Handcrafted Instruments by H.J. Lidgate
I have been making violins, violas and cellos entirely by hand for the last twenty years.
I get a particular thrill when, having finished the work of turning blocks of wood into a finished instrument, I hear it played for the first time. It is amazing that such sound can emerge from such an unlikely start.
With each of my instruments I strive to achieve a combination of sound and playing performance to delight player and audience alike by faithfully applying the methods of Antonio Stradivari.
Stradivari developed his own system of thicknessing and tuning front and back plates to achieve the unique sound that his instruments became famed for. His format was either unknown to, or ignored, by mainstream French, German & Italian makers for the next 200 years. It is only from the combined efforts of different researchers throughout the 20th century that the way Stradivari’s instruments work has been better understood in the last 50 years.
Through my own endeavours, with extensive study of published literature and the reference works on Stradivari, and with much practical experience and application, I have arrived at a series of techniques and processes by which I can consistently produce violin family instruments that play beautifully.
Characteristics of my instruments are
- highly responsive and resonant from pp to ff
- even across the strings and playing all the way up the fingerboard
- big & mellow in tone and with plenty of power and colour
I do this by by
- carefully selecting low-density tonewoods of the finest Italian spruce and maple, to produce light, resonant and responsive instruments
- faithfully imitating Stradivari’s ‘Golden’ form – the sizing, shape, arching and thicknessing
- meticulously fine-tuning the finished plates in-line with the published work of Carleen Hutchins, to achieve constructive harmony between front and back plates
- tuning the the neck and fingerboard to match the air resonance of the sound box
- applying a traditional ground-coat to harden the surface of the plates and enhance top-end performance
- applying a traditional oil varnish to give a beautiful, flexible finish that allows the violin to sing
Every instrument is unique and has its own voice and playing qualities – if you are searching for your ideal, I can only invite you to try mine.
Prices from £2,500
My violins are based on the pattern of the ‘Messie’ instrument, attributed to Stradivari by the Hill brothers amongst others, but the subject of ongoing dispute as to it’s true provenance. I recently got my hands on a copy of ‘The Messiah violin: a reliable history?’ by Nicholas Sackman, which whilst not entirely conclusive on the question, is most thoroughly sceptical.

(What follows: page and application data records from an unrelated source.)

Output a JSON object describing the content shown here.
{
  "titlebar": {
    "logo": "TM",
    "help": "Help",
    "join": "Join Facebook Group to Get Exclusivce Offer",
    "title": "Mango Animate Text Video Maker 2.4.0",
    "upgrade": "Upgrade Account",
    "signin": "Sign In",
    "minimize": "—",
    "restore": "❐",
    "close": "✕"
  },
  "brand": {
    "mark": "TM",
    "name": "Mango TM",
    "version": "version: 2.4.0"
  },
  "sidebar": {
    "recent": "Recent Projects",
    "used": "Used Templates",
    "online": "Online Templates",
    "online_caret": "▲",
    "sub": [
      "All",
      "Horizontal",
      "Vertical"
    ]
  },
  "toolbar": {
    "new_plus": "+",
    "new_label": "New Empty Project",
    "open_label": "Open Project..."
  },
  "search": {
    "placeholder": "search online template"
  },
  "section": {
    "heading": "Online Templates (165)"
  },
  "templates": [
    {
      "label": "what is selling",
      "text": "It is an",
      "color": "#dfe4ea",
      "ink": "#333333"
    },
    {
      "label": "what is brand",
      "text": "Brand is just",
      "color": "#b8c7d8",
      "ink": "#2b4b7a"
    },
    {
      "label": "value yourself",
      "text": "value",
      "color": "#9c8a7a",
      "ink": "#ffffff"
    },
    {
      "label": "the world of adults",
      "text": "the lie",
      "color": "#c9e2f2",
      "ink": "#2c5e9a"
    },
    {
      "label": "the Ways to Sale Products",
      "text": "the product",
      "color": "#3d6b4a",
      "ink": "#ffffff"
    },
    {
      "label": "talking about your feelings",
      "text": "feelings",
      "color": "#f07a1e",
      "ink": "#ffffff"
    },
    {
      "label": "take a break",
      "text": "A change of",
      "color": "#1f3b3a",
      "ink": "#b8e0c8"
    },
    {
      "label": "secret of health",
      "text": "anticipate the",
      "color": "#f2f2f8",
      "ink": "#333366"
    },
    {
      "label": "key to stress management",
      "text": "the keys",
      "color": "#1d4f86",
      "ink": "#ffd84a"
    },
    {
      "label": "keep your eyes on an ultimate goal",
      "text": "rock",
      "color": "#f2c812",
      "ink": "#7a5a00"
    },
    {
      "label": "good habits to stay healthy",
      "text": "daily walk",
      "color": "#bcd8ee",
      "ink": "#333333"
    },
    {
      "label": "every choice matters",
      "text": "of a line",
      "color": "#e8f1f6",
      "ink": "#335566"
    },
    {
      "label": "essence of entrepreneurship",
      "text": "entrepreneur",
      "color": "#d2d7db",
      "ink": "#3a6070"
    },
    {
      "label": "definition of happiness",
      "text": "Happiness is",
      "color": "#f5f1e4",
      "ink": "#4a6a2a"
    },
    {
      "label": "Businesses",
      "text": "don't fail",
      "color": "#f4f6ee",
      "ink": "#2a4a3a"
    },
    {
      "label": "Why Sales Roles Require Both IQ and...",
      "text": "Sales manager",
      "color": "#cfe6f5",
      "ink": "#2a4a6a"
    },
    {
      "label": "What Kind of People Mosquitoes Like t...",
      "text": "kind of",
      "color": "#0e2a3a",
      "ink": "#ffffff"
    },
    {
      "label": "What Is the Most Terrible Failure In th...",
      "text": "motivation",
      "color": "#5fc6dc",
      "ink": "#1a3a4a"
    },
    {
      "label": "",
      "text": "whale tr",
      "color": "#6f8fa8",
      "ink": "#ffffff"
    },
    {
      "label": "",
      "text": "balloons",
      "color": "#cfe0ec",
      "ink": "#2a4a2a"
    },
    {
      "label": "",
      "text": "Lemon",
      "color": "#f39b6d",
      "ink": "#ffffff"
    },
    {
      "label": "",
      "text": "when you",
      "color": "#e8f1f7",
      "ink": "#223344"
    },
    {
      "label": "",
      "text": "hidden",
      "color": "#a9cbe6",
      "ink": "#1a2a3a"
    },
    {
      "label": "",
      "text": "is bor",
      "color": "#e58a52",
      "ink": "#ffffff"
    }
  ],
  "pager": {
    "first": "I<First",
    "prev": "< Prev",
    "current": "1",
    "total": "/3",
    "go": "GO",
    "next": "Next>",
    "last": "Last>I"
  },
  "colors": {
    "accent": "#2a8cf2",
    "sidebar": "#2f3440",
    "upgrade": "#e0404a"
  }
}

The instrument itself is on public display at the Ashmolean Museum in Oxford and well worth going to see. Genuine or not, it gives a stunning insight into how Stradivari’s instruments looked in their original splendour. The Messiah in pattern and thicknessing is wholly comparable to other renown instruments made by Stradivari during his ‘Golden Period’ of 1700 to 1720, instruments that are widely held as the finest ever made.
With one of my early instruments I worked to match the flambouyant varnish colour of the ‘Messiah’ – sadly nobody wanted to buy it ! Since that time I have been somewhat more conservative in producing instruments finished in muted honey and chestnut tones, and instead focussed my interest and efforts into ensuring that they are each a pleasure to play.

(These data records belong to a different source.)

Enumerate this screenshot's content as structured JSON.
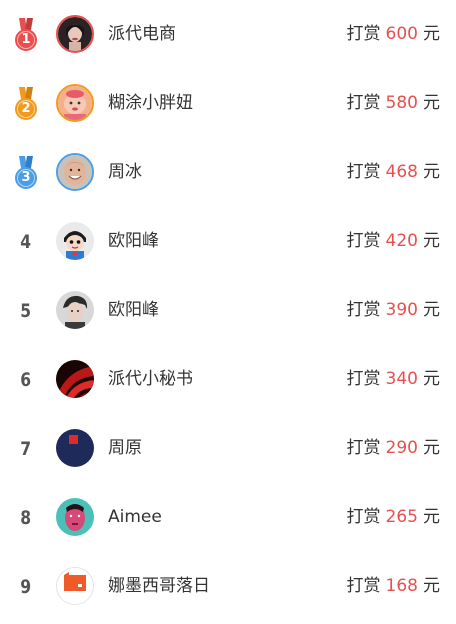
{
  "reward_label": "打赏",
  "unit_label": "元",
  "accent_color": "#e8504f",
  "medal_colors": [
    "#e8504f",
    "#f39a1c",
    "#4a9de6"
  ],
  "rows": [
    {
      "rank": "1",
      "name": "派代电商",
      "amount": "600",
      "avatar_icon": "woman-portrait-icon",
      "medal": "gold-medal-icon"
    },
    {
      "rank": "2",
      "name": "糊涂小胖妞",
      "amount": "580",
      "avatar_icon": "baby-portrait-icon",
      "medal": "silver-medal-icon"
    },
    {
      "rank": "3",
      "name": "周冰",
      "amount": "468",
      "avatar_icon": "smiling-man-icon",
      "medal": "bronze-medal-icon"
    },
    {
      "rank": "4",
      "name": "欧阳峰",
      "amount": "420",
      "avatar_icon": "cartoon-avatar-icon"
    },
    {
      "rank": "5",
      "name": "欧阳峰",
      "amount": "390",
      "avatar_icon": "man-portrait-icon"
    },
    {
      "rank": "6",
      "name": "派代小秘书",
      "amount": "340",
      "avatar_icon": "red-abstract-icon"
    },
    {
      "rank": "7",
      "name": "周原",
      "amount": "290",
      "avatar_icon": "navy-square-icon"
    },
    {
      "rank": "8",
      "name": "Aimee",
      "amount": "265",
      "avatar_icon": "pink-portrait-icon"
    },
    {
      "rank": "9",
      "name": "娜墨西哥落日",
      "amount": "168",
      "avatar_icon": "orange-logo-icon"
    }
  ]
}
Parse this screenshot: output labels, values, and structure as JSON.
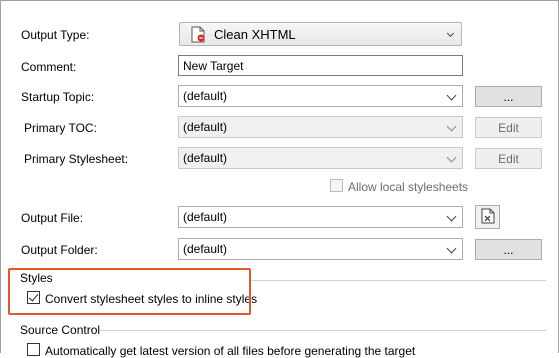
{
  "output_type": {
    "label": "Output Type:",
    "value": "Clean XHTML",
    "icon": "xhtml-doc-icon"
  },
  "comment": {
    "label": "Comment:",
    "value": "New Target"
  },
  "startup_topic": {
    "label": "Startup Topic:",
    "value": "(default)",
    "browse_label": "..."
  },
  "primary_toc": {
    "label": "Primary TOC:",
    "value": "(default)",
    "edit_label": "Edit"
  },
  "primary_stylesheet": {
    "label": "Primary Stylesheet:",
    "value": "(default)",
    "edit_label": "Edit"
  },
  "allow_local": {
    "label": "Allow local stylesheets",
    "checked": false,
    "enabled": false
  },
  "output_file": {
    "label": "Output File:",
    "value": "(default)",
    "icon": "xhtml-file-icon"
  },
  "output_folder": {
    "label": "Output Folder:",
    "value": "(default)",
    "browse_label": "..."
  },
  "styles": {
    "title": "Styles",
    "convert_label": "Convert stylesheet styles to inline styles",
    "checked": true
  },
  "source_control": {
    "title": "Source Control",
    "auto_get_label": "Automatically get latest version of all files before generating the target",
    "checked": false
  },
  "colors": {
    "highlight": "#e2572b"
  }
}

Prices from £3,000
My violas are 16 1/4” long and made to my own pattern, developed from the Brescian style of makers like Gasparo de Salo and Maggini, broad across the upper bouts to help produce rich, powerful and resonant bass tones.
They’ll knock your socks off.
Prices from £6,000
I am especially proud of the cellos that I have made and the very favourable reactions that they receive from those that play them.
Old cellos in good order are hard to find, ones that play well harder still. Accordingly they tend to be expensive.
A new, handmade cello with carefully tuned plates that work in harmony to produce incredible sound, is a sensible and affordable alternative. I have enjoyed success making cellos that are now enjoyed by professional musicians and advanced students, and this is an aspect of my work on which I am very much concentrating.
My cellos are based on a Stradivari pattern at 29 ¾” in length. The fronts are of the best quality spruce originating from the Italian or German Alps and of the lowest available density. This premium quality raw material, naturally highly resonant, is an essential start point for a high quality cello. Whilst highly figured maple makes for an aesthetically attractive back plate, it’s sound quality is inferior to a more even grained substrate, so I tend towards plainer raw material when selecting back plates.
I ensure that all of my new cellos weigh under 3kg – I believe that keeping the weight low is an important contributor to the instruments ultimate performance. It also makes them that much easier for the player to handle and carry, and so is doubly beneficial. Consequently I fit lightweight modern fittings and scrupulously remove every spare gram of material from the body of the instrument.